I would like to thank the many contributors to this report and those who aided in its development and production.
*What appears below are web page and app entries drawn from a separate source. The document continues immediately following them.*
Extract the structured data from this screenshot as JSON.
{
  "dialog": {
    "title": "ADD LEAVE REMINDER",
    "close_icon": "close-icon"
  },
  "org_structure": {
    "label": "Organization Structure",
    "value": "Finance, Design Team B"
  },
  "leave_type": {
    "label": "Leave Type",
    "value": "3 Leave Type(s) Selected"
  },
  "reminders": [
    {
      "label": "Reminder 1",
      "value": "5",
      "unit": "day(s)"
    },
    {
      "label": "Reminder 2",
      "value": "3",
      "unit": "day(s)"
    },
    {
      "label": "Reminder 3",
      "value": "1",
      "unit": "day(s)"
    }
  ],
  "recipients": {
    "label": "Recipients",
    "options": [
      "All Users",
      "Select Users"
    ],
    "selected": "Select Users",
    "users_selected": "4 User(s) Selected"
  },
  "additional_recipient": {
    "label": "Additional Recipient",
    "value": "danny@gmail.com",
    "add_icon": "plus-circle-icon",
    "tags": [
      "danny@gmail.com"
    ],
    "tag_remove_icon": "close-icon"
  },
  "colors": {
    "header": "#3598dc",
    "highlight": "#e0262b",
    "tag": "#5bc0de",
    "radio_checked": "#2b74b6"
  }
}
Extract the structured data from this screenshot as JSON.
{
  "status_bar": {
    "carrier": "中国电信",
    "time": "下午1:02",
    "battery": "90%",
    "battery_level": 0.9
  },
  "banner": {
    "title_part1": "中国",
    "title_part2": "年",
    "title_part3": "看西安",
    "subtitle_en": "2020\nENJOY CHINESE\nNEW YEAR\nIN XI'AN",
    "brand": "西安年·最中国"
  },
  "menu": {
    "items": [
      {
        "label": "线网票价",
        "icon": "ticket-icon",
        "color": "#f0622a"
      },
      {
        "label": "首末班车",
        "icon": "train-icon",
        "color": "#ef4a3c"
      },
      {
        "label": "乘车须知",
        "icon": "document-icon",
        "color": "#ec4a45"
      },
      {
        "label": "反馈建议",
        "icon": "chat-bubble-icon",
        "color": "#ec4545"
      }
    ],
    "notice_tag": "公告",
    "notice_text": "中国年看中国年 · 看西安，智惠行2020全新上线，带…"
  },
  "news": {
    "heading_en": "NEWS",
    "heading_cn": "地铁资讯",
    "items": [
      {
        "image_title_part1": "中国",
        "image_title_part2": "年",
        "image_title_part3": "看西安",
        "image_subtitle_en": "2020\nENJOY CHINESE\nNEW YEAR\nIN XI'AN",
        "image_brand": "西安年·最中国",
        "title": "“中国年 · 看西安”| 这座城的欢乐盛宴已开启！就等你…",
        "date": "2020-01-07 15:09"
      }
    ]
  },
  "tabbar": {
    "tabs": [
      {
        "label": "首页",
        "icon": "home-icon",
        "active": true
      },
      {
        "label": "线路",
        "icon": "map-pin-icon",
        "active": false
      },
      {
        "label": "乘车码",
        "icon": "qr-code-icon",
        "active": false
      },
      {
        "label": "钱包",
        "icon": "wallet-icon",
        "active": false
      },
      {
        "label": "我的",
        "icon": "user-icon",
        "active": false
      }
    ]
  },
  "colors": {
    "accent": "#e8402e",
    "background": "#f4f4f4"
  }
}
Ing r i d Pare nt University Librarian

Editor Glenn Drexhage Assessment Librarian Margaret Friesen Design kübe Communication Design Inc. Photo/Image Credits Cover, PGs 10, 15, 16, 21 – Rare Books and Special Collections PG 01 – Eugene Lin PGs 03, 04, 13 – University Archives PGs 05, 17, 20 – Lara Swimmer Photography PG 06 – UBC Library PG 07 – Bud Mortenson PG 11 – Kat McGrath For more fascinating images, please visit http://digitalcollections.library.ubc.ca Published By University of British Columbia Library Irving K. Barber Learning Centre 1961 East Mall Vancouver, British Columbia Canada V6T 1Z1

December 2010


Our Ninety-Fifth Year


UBC Library Report to the Senate 2009-2010